§ Problem details
Quote every line of the data below as it stands, omitting pictures.

§ Data for the task
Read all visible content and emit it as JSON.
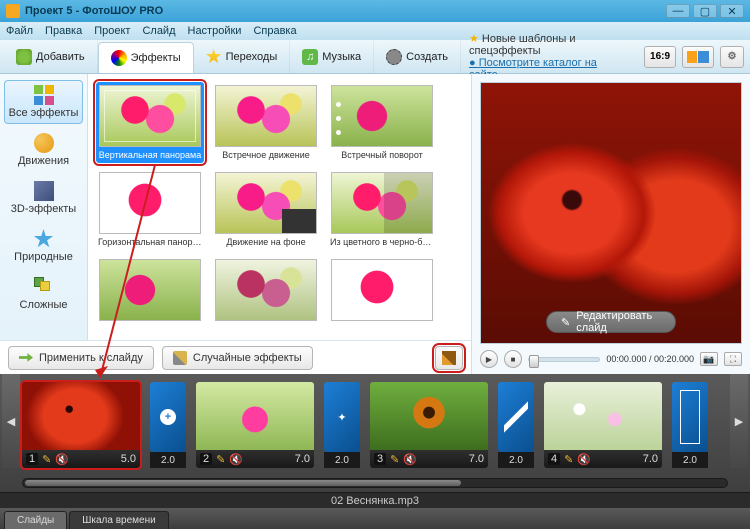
{
  "window": {
    "title": "Проект 5 - ФотоШОУ PRO"
  },
  "menu": [
    "Файл",
    "Правка",
    "Проект",
    "Слайд",
    "Настройки",
    "Справка"
  ],
  "tabs": {
    "add": "Добавить",
    "effects": "Эффекты",
    "transitions": "Переходы",
    "music": "Музыка",
    "create": "Создать"
  },
  "promo": {
    "line1": "Новые шаблоны и спецэффекты",
    "line2": "Посмотрите каталог на сайте..."
  },
  "aspect": "16:9",
  "categories": {
    "all": "Все эффекты",
    "motion": "Движения",
    "three_d": "3D-эффекты",
    "nature": "Природные",
    "complex": "Сложные"
  },
  "effects": [
    "Вертикальная панорама",
    "Встречное движение",
    "Встречный поворот",
    "Горизонтальная панорама",
    "Движение на фоне",
    "Из цветного в черно-белое",
    "",
    "",
    ""
  ],
  "actions": {
    "apply": "Применить к слайду",
    "random": "Случайные эффекты"
  },
  "preview": {
    "edit": "Редактировать слайд",
    "time": "00:00.000 / 00:20.000"
  },
  "timeline": {
    "slides": [
      {
        "n": "1",
        "dur": "5.0"
      },
      {
        "n": "2",
        "dur": "7.0"
      },
      {
        "n": "3",
        "dur": "7.0"
      },
      {
        "n": "4",
        "dur": "7.0"
      }
    ],
    "trans": [
      "2.0",
      "2.0",
      "2.0",
      "2.0"
    ]
  },
  "audio": "02 Веснянка.mp3",
  "bottom_tabs": {
    "slides": "Слайды",
    "timeline": "Шкала времени"
  }
}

§ Answer to this problem
Read all visible content and emit it as JSON.
{
  "window": {
    "title": "Проект 5 - ФотоШОУ PRO"
  },
  "menu": [
    "Файл",
    "Правка",
    "Проект",
    "Слайд",
    "Настройки",
    "Справка"
  ],
  "tabs": {
    "add": "Добавить",
    "effects": "Эффекты",
    "transitions": "Переходы",
    "music": "Музыка",
    "create": "Создать"
  },
  "promo": {
    "line1": "Новые шаблоны и спецэффекты",
    "line2": "Посмотрите каталог на сайте..."
  },
  "aspect": "16:9",
  "categories": {
    "all": "Все эффекты",
    "motion": "Движения",
    "three_d": "3D-эффекты",
    "nature": "Природные",
    "complex": "Сложные"
  },
  "effects": [
    "Вертикальная панорама",
    "Встречное движение",
    "Встречный поворот",
    "Горизонтальная панорама",
    "Движение на фоне",
    "Из цветного в черно-белое",
    "",
    "",
    ""
  ],
  "actions": {
    "apply": "Применить к слайду",
    "random": "Случайные эффекты"
  },
  "preview": {
    "edit": "Редактировать слайд",
    "time": "00:00.000 / 00:20.000"
  },
  "timeline": {
    "slides": [
      {
        "n": "1",
        "dur": "5.0"
      },
      {
        "n": "2",
        "dur": "7.0"
      },
      {
        "n": "3",
        "dur": "7.0"
      },
      {
        "n": "4",
        "dur": "7.0"
      }
    ],
    "trans": [
      "2.0",
      "2.0",
      "2.0",
      "2.0"
    ]
  },
  "audio": "02 Веснянка.mp3",
  "bottom_tabs": {
    "slides": "Слайды",
    "timeline": "Шкала времени"
  }
}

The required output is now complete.